# Your goal:
In the data that follows, count the lines in which the word "description" occurs, and report that figure alone.

# Supplied data:

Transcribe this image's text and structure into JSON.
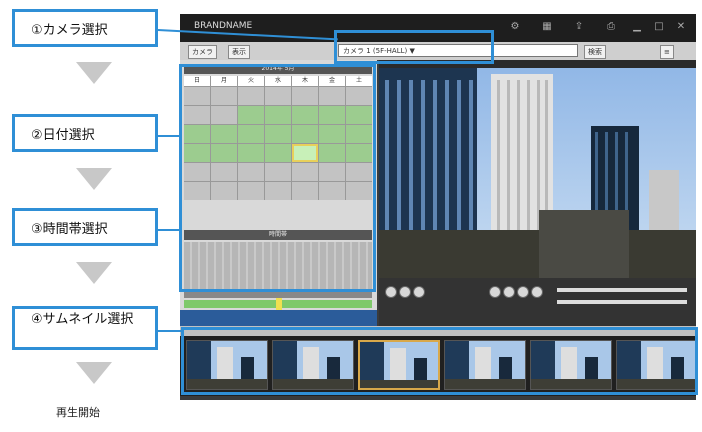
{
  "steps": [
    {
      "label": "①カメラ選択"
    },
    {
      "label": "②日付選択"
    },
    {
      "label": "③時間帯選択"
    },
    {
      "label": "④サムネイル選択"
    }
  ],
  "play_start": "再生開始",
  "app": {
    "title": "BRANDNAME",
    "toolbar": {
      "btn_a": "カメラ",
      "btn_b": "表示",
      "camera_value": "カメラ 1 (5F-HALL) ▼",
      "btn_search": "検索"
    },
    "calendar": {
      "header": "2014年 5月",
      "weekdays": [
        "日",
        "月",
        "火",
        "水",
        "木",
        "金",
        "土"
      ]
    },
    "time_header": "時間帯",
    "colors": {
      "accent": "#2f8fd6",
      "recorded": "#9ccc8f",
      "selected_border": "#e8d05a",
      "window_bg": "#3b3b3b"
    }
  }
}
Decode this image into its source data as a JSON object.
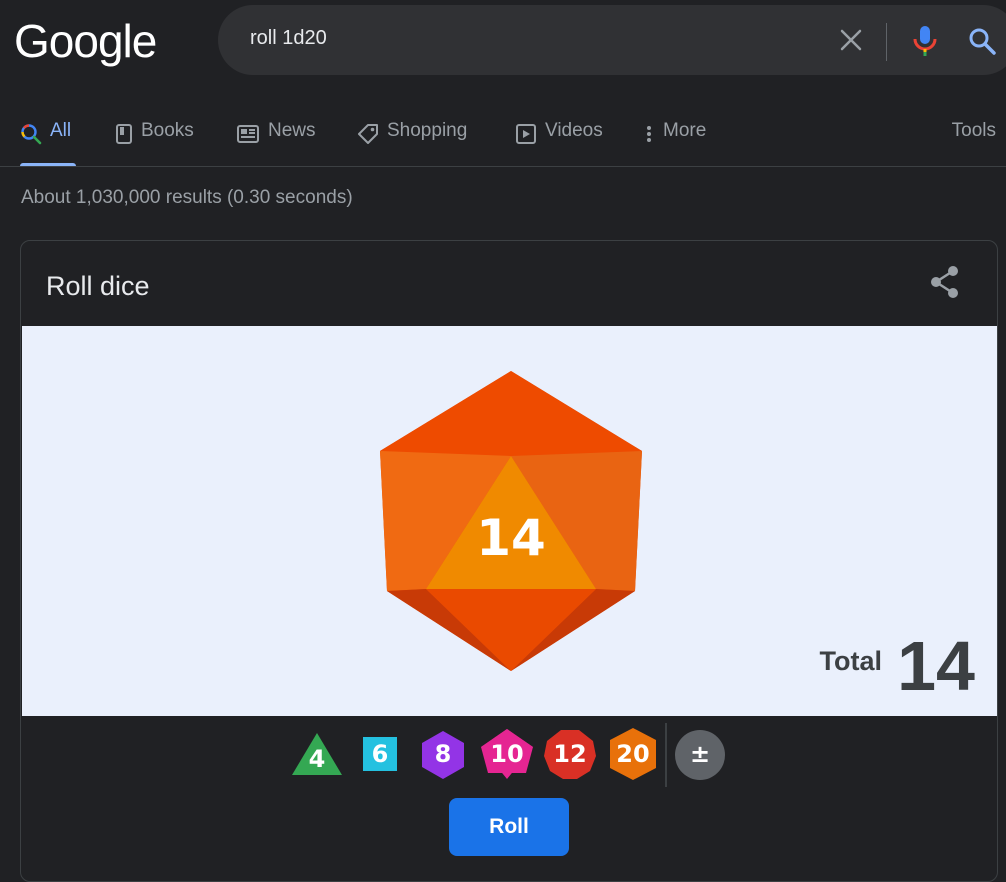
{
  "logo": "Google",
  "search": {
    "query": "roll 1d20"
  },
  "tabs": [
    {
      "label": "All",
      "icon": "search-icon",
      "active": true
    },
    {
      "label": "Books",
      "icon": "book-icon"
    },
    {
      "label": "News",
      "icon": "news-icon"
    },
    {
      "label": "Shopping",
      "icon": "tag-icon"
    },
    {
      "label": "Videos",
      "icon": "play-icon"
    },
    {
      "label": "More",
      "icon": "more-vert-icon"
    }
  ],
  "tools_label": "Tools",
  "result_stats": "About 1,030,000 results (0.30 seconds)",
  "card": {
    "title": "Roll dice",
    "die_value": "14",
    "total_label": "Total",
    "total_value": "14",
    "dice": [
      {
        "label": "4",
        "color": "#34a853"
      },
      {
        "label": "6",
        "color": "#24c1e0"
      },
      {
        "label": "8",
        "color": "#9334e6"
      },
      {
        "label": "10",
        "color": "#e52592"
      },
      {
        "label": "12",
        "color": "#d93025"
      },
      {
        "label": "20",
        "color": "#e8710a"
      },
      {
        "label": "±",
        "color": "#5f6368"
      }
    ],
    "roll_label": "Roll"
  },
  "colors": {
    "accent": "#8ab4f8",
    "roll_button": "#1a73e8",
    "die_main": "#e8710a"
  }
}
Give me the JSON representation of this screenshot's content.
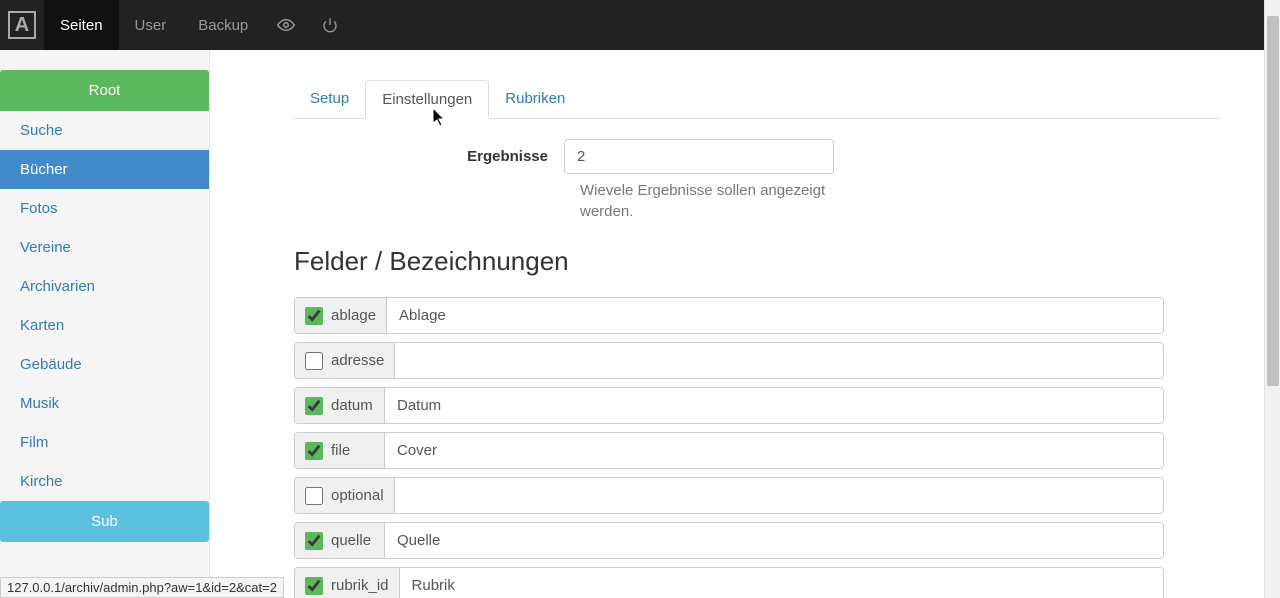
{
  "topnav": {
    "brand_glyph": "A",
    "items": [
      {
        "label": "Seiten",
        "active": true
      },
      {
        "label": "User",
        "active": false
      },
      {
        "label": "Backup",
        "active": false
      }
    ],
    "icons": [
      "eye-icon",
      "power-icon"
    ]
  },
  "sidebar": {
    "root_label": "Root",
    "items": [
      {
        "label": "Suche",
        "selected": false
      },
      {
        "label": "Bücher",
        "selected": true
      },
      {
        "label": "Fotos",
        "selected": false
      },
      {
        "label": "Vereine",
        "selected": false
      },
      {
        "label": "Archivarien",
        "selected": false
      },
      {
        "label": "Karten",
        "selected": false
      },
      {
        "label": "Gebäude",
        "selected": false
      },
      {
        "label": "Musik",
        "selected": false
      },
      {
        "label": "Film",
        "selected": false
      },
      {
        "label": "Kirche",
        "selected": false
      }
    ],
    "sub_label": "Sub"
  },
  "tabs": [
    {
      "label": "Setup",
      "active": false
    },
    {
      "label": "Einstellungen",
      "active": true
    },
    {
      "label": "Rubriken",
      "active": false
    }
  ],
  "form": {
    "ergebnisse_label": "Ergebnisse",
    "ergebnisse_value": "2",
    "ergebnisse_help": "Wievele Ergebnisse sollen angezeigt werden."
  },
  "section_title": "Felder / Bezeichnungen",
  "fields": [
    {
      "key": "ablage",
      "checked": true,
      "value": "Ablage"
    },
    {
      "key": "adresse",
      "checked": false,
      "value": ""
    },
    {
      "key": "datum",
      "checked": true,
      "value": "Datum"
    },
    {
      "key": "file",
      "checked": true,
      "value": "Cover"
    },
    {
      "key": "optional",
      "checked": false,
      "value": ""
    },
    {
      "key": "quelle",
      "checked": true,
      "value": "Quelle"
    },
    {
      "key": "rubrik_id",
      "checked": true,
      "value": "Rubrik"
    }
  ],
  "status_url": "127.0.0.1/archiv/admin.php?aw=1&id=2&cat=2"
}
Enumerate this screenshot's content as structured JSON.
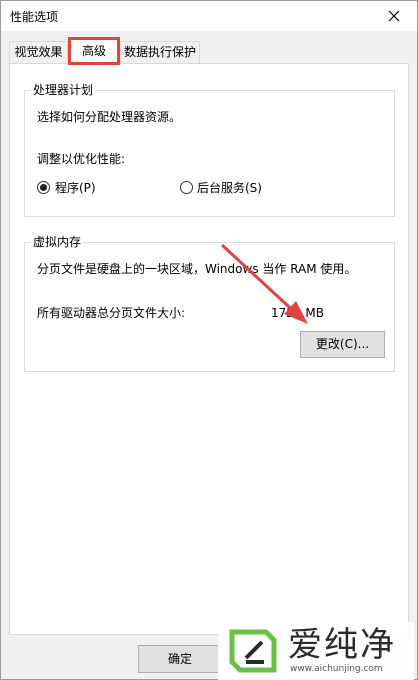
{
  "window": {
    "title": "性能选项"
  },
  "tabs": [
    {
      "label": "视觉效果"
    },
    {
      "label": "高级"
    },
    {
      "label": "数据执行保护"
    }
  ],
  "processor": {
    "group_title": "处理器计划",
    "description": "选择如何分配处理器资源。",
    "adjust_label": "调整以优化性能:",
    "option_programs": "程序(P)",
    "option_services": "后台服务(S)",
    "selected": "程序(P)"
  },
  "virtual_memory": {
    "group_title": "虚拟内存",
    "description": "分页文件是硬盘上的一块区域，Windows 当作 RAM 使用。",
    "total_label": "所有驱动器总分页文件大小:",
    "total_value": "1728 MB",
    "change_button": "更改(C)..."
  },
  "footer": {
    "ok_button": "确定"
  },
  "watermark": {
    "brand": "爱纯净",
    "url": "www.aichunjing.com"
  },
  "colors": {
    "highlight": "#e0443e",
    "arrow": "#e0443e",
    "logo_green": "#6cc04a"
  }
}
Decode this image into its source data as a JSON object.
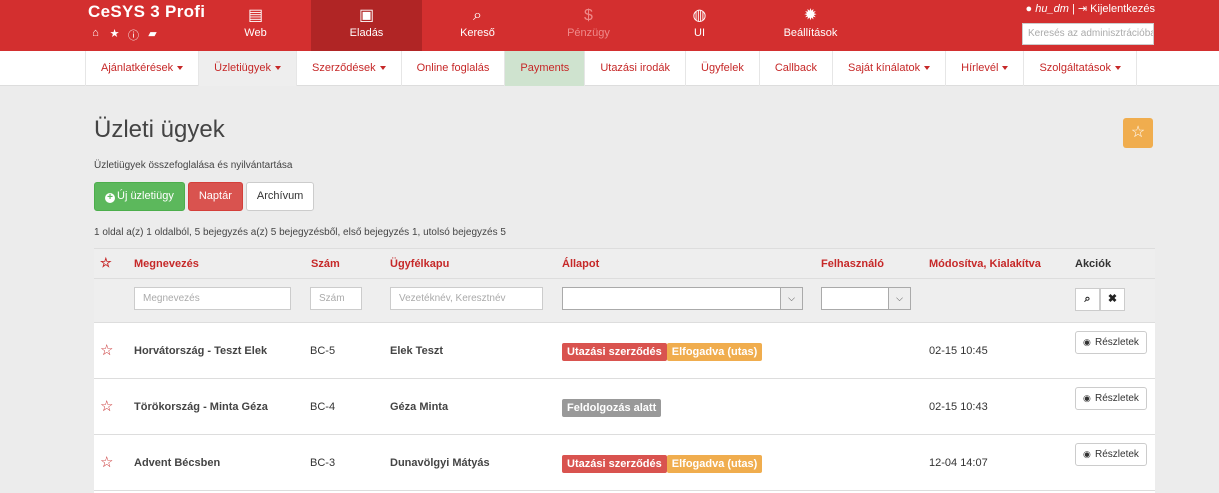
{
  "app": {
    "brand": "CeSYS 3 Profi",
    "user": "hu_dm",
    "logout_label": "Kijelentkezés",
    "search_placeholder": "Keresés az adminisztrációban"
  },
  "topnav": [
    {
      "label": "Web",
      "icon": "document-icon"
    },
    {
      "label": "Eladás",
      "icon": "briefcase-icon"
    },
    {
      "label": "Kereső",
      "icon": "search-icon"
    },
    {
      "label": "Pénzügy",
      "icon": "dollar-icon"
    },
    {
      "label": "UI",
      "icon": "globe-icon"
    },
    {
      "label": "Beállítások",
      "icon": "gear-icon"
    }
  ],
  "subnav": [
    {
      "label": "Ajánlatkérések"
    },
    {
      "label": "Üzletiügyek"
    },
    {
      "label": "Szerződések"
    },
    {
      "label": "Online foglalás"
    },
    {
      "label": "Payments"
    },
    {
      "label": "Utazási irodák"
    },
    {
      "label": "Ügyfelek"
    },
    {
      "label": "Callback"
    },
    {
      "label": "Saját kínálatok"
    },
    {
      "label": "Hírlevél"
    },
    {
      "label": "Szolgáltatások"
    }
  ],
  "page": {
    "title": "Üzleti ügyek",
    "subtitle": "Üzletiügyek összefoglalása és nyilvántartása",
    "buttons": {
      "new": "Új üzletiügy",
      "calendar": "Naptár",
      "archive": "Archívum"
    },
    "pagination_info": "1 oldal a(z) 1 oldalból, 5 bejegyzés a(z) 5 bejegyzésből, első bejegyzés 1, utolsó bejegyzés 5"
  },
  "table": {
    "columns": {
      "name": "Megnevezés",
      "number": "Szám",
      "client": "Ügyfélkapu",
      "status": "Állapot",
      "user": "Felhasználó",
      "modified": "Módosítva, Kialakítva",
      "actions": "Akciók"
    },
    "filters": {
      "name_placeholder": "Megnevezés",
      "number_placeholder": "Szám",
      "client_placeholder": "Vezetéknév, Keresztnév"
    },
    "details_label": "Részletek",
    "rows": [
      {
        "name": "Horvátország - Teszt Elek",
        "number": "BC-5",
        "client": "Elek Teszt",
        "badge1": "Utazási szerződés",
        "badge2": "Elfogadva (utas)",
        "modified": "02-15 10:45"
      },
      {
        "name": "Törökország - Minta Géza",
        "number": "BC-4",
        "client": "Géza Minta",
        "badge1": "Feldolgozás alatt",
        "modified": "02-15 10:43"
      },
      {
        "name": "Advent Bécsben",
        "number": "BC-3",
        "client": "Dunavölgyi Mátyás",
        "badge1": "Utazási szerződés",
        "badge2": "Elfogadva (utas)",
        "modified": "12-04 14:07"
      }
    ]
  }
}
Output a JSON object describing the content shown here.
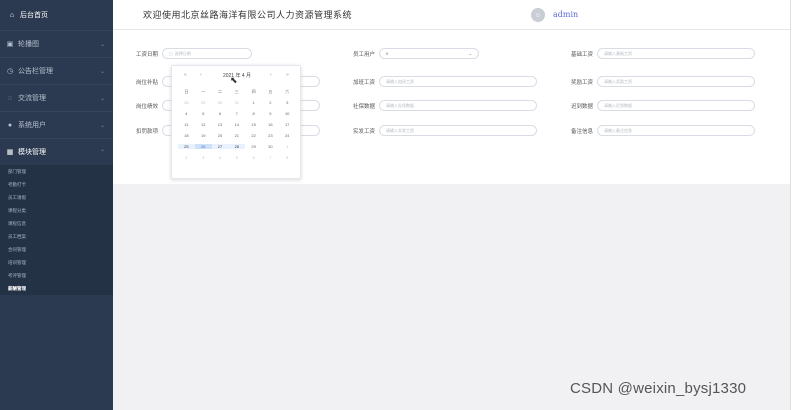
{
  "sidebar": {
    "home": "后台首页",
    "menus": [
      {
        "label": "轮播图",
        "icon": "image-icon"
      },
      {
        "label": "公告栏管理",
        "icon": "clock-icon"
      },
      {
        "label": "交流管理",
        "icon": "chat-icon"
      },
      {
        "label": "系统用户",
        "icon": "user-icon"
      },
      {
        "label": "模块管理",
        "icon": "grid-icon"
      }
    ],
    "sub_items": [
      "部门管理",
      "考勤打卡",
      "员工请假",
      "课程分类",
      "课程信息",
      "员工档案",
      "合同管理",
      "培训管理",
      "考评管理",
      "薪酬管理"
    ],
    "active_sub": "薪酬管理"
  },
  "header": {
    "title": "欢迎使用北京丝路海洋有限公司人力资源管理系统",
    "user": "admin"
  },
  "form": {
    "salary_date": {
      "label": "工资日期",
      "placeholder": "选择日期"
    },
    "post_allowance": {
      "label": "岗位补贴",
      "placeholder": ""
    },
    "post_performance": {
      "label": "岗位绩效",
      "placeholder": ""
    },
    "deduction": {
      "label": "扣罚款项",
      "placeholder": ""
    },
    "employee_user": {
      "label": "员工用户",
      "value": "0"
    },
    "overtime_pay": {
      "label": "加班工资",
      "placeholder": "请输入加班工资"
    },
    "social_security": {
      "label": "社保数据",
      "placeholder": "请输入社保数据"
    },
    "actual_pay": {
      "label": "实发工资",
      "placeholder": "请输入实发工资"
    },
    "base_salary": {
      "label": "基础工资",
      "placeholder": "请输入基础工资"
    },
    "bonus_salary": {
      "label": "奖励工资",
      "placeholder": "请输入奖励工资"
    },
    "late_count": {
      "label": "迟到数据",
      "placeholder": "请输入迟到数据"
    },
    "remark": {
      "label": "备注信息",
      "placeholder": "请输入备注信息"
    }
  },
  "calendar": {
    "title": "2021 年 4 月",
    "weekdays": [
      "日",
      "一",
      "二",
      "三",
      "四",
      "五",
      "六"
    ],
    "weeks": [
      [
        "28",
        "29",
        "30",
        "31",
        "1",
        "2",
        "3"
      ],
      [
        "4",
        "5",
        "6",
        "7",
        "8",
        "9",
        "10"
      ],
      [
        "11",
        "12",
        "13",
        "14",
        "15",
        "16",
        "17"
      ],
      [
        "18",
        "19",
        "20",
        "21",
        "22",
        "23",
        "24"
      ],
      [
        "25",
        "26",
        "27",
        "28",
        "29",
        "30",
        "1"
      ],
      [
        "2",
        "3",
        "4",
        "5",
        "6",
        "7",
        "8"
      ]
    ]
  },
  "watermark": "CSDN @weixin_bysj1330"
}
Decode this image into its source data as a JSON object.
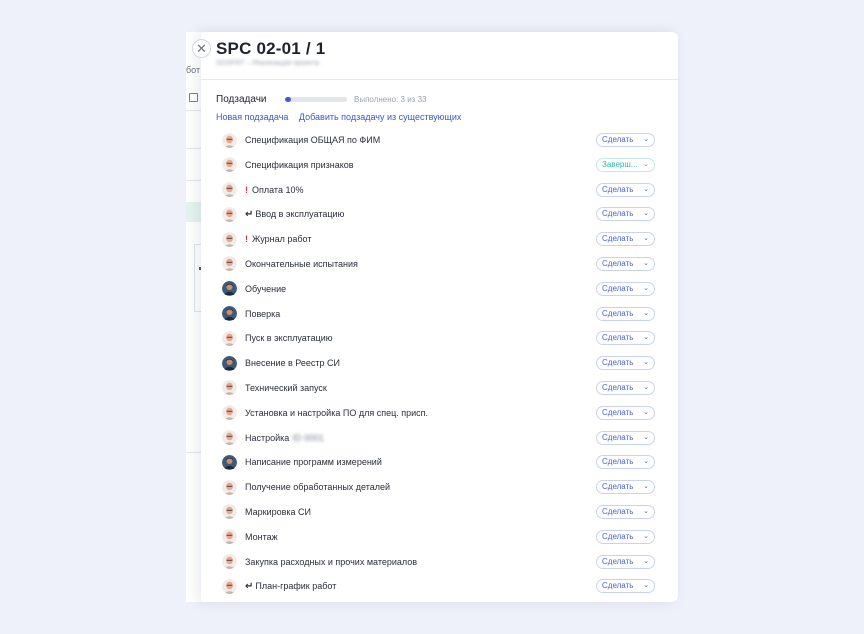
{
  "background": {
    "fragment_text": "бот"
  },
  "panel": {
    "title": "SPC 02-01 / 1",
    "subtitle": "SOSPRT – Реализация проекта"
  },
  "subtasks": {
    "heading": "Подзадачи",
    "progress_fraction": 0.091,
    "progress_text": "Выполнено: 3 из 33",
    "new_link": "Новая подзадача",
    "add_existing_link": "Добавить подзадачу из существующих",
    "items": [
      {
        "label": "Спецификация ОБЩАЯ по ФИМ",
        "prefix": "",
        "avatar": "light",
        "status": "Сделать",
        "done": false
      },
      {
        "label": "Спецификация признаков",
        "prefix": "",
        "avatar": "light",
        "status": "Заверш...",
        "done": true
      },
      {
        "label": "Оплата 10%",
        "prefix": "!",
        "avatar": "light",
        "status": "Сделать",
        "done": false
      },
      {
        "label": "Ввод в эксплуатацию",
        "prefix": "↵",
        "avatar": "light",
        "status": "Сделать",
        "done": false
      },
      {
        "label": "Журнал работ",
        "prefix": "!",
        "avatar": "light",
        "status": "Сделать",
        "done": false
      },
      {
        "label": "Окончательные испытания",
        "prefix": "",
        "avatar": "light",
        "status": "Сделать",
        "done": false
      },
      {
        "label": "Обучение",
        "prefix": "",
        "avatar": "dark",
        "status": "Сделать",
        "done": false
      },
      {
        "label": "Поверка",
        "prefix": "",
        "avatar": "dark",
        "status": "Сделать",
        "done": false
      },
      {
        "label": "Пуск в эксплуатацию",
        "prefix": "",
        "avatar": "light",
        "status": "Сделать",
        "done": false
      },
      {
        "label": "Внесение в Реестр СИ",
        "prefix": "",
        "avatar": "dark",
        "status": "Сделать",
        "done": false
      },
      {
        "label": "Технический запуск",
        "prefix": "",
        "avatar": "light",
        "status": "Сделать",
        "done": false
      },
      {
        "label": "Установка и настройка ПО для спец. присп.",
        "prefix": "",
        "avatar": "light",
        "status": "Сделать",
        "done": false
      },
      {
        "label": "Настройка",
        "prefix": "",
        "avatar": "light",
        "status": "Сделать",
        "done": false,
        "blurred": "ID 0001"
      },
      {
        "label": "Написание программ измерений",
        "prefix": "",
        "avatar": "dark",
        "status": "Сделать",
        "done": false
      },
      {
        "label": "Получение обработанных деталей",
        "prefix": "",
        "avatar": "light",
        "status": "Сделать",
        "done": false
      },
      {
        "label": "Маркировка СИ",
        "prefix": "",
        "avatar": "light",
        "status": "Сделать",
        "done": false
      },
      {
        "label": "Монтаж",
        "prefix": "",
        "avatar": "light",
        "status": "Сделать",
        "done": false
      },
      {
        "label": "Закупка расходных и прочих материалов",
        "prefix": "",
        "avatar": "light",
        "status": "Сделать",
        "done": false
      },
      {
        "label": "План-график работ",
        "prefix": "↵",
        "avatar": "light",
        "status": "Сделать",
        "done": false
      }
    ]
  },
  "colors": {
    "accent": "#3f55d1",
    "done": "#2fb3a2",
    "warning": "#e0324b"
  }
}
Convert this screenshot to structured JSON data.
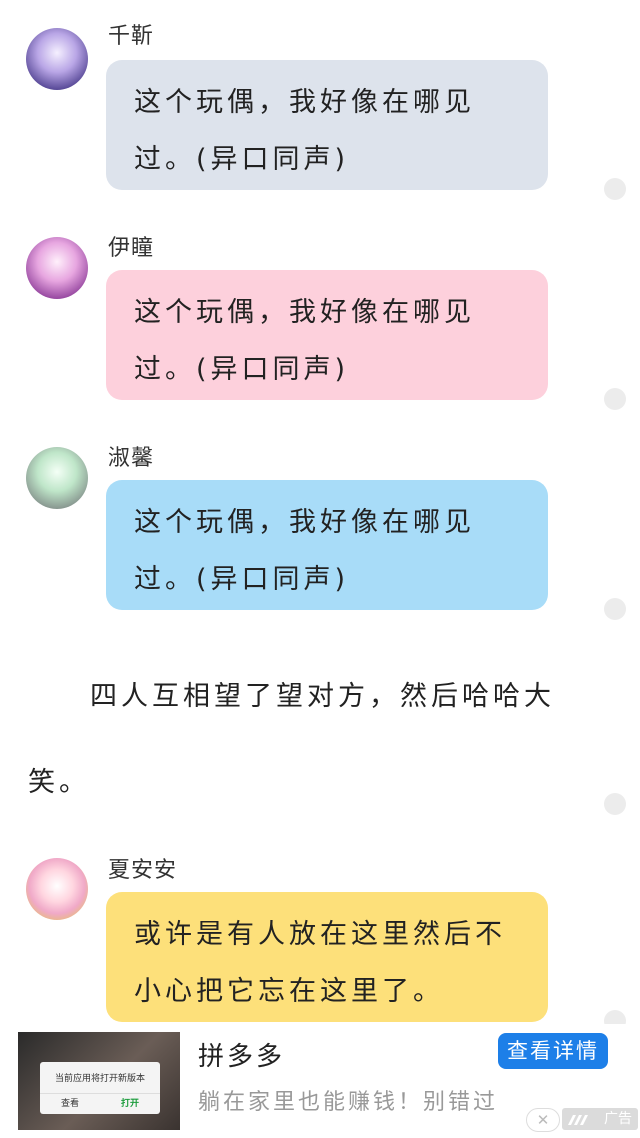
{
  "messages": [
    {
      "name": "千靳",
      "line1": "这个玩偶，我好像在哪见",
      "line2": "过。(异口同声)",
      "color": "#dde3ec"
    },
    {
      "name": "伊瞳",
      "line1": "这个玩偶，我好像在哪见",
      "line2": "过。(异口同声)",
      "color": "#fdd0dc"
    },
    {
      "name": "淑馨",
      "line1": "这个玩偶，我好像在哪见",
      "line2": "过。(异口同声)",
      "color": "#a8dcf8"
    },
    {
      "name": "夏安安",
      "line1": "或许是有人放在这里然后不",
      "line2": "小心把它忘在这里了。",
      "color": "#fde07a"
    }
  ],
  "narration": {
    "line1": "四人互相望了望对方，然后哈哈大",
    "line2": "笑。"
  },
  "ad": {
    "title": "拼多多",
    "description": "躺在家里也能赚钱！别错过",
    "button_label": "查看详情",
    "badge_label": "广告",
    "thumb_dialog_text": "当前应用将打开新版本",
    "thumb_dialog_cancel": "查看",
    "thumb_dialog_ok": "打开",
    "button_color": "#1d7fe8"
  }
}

# Task answer:
3